A traveller to Hawke's Bay from Waikato who has tested positive for Covid was likely infectious in the community, the Ministry of Health says.
Kmart in Napier has subsequently been identified as a location of interest.
If you were at Kmart last Friday between 3:53 pm and 5:13 pm the advice is:
- Sellf-monitor for COVID-19 symptoms for 14 days after you were exposed at this location of interest.
- If symptoms develop, get a test and stay at home until you get a negative test result AND until 24 hours after symptoms resolve.
One of today's Covid-19 cases was a person who had an exemption to travel to Napier on Friday, October 15.
They then returned a positive test once they returned to Waikato.
Their "infectious" period included the time they were travelling, director general of health Ashley Bloomfield said today.
Two of the person's close contacts in Hawke's Bay returned negative day 6 tests this afternoon.
One of the close contacts lives in Napier and the other in Wairoa but was visiting Napier on the Friday the traveller was in the city.
The two contacts would also have a day 12 test next Wednesday, a ministry spokesman said.
No cases of Covid were reported in Hawke's Bay today.
The Waikato case was asymptomatic when they entered and left the region.
A ministry spokesman said the person travelled to Hawke's Bay the day before developing symptoms, but people can be infectious for up to 48 hours before symptoms develop, which is why the ministry traces contacts 48 hours before symptoms begin.

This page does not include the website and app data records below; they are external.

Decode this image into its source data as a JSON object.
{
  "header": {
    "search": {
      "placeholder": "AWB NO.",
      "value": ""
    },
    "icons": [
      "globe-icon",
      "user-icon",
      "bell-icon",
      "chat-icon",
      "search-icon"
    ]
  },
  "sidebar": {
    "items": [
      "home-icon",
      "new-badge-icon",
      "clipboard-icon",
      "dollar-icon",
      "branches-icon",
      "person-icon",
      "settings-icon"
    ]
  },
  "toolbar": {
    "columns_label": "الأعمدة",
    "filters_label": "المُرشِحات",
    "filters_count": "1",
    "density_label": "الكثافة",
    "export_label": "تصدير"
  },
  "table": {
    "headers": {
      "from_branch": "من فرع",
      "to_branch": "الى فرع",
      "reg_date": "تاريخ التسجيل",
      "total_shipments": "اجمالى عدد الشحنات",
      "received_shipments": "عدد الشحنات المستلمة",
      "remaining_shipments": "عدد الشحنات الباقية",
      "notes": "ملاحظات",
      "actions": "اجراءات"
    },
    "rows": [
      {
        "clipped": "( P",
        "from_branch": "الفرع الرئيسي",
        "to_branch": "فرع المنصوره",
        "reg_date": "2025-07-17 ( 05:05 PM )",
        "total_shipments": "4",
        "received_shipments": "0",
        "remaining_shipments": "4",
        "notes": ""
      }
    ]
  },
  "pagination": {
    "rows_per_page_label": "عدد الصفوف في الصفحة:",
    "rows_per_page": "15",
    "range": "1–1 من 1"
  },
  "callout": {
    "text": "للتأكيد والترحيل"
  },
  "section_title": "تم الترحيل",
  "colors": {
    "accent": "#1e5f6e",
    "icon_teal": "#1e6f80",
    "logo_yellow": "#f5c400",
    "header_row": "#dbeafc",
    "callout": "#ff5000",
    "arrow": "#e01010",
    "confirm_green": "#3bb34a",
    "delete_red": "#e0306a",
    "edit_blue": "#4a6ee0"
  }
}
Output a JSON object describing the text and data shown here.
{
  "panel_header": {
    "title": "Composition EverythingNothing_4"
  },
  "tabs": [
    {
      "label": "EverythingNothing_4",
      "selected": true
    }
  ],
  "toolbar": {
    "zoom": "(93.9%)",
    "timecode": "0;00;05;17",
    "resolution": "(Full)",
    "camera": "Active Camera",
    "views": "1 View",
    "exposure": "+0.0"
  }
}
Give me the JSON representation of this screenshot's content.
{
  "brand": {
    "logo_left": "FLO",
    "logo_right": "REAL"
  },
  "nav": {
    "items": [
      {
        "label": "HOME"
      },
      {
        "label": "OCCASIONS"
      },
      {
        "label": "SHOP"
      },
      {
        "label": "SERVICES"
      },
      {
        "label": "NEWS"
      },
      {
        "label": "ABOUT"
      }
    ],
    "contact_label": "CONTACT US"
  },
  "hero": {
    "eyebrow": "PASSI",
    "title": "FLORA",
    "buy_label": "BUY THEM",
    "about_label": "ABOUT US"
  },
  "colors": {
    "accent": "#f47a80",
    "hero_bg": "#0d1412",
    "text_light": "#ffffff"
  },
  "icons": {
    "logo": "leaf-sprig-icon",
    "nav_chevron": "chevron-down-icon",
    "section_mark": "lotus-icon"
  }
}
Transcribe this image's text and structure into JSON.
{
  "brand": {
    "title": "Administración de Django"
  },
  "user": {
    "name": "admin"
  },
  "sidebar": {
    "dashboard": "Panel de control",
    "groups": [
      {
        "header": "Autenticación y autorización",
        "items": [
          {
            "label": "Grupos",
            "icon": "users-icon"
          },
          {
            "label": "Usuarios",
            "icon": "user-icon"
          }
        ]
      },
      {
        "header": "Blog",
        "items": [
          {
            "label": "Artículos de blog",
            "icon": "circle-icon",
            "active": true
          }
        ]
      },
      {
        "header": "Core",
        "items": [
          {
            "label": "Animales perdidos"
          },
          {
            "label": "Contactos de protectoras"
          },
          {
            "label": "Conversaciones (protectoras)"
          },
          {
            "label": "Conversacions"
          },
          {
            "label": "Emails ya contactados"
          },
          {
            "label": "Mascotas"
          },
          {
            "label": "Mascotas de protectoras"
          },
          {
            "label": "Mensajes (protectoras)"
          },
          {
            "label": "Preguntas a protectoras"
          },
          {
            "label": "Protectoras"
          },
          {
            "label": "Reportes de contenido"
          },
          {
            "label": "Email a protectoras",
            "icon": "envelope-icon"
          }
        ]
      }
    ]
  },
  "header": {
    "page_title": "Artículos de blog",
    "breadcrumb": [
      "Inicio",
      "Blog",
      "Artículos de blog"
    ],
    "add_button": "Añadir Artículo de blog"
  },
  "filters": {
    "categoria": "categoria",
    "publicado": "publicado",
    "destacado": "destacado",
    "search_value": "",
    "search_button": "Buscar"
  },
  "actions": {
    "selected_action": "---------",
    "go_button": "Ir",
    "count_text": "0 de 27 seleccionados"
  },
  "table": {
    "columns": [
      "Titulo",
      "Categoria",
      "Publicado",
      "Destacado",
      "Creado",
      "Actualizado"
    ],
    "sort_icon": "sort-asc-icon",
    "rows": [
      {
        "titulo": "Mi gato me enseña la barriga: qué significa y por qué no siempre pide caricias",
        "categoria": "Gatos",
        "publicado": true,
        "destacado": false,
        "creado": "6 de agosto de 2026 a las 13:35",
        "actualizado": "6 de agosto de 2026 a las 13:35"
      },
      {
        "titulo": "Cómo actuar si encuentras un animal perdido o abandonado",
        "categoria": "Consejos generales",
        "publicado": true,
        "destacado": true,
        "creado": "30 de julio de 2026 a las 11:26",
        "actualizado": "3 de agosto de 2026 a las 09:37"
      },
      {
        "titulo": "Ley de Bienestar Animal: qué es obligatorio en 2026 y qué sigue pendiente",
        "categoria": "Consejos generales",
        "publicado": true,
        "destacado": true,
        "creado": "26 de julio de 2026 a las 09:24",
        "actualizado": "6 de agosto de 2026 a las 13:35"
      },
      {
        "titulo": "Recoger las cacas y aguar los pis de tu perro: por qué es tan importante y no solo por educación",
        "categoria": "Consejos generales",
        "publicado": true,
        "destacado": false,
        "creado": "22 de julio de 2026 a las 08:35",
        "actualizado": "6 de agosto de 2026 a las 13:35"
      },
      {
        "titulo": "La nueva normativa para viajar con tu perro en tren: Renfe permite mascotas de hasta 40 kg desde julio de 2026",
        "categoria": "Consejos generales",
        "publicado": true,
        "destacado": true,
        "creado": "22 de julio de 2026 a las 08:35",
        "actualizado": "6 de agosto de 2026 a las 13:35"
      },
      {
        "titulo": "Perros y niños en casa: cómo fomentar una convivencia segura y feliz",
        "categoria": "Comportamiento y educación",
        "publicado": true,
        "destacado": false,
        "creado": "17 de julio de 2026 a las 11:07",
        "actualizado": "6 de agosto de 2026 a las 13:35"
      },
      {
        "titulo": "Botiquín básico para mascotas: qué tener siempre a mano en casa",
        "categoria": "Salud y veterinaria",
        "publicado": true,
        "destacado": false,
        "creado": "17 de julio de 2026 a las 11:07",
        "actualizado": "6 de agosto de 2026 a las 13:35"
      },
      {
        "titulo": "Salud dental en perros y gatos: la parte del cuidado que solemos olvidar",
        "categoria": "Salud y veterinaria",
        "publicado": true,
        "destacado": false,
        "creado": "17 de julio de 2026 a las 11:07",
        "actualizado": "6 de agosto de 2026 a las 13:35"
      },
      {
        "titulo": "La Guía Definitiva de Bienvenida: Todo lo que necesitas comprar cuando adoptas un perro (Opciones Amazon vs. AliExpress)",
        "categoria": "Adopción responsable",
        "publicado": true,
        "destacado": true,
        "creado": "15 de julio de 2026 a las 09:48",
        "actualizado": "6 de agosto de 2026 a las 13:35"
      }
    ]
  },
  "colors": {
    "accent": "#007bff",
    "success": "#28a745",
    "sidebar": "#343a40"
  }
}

"Some people remain asymptomatic or have very mild symptoms throughout, but can still potentially infect others."
The Waikato person is now isolating at home. The spokesman reminded Hawke's Bay to "be kind".
A spokesman did not confirm if the Covid case was double vaccinated.
"For privacy reasons, wherever possible, the Ministry of Health does not comment on individual cases and at this stage, we are not commenting on the vaccination status of this case."
Wairoa District Council mayor Craig Little said he knew the contact in Wairoa and believed the man had done "everything right".
"He'd been double vaxxed, he isolated straight away and tested negative."
He said he was deemed "a low-risk" case.
"This individual did nothing wrong, and the fact he tested negative should be a motivation for all the people out there who are still thinking about not getting the vaccination."
He said he wasn't aware of any locations of interest in Wairoa at the present time.
Hawke's Bay DHB medical officer of health Nick Jones thanked the close contacts identified in Hawke's Bay for following public health advice and "doing the right thing".
Jones said investigations continued and people should keep an eye on the ministry's locations of interest, which would be updated if any locations in Hawke's Bay were identified.
"The DHB would also actively share any new information to ensure the public were well informed.
"It is reassuring negative results have been returned at the six-day mark, which is good news.
"However, today's news is a timely reminder for Hawke's Bay residents to continue to follow level 2 Covid advice when out and about."
He urged people to get vaccinated.
"It remains your best protection against Covid-19 and I strongly urge people to get protected and get it done."
Nationwide there were 102 Covid cases in the community yesterday, the highest daily number since coronavirus hit NZ shores last year.
Hospital numbers are also at their highest - 46 people were on a ward or in ICU today.
Ninety-four cases are in Auckland and eight are in Waikato, Bloomfield said.
Case numbers have hopped around in recent days, from 94 on Tuesday - the highest daily number since the pandemic began - to 60 yesterday.
Ikaroa-Rawhiti MP Meka Whaitiri said although no one wanted Covid-19 to come to Hawke's Bay, the community had been preparing for it and she was confident the individuals involved had followed the correct procedures.
She said contact tracing was "critical" but vaccination remained the best form of defence.
Low vaccination rates in parts of the region, particularly among Māori communities remained a concern, she said.
"That's what's kept me up at night."
She urged anyone with symptoms to isolate at home and get tested, and follow other MoH advice.
Tukituki MP Anna Lorck said the entire region was working together to keep Covid out, as evidenced on Super Saturday last weekend.
"But we must keep focusing on protecting our communities and keep vaccinating."
She said 82 per cent of people in HB had at least one dose of the vaccination and she thanked them for their efforts.
"Super Saturday was an enormous success, and alongside the lives saved, it reminded us that we are still a team.
"While Super Saturday was a fantastic effort, the job is not done yet. "
She said vaccinations helped slow the spread by making people less likely to catch Covid and less likely to pass it on to others.
"On Friday, we will set out the new Covid Protection Framework, a plan to continue to protect New Zealanders from the virus in a highly vaccinated environment."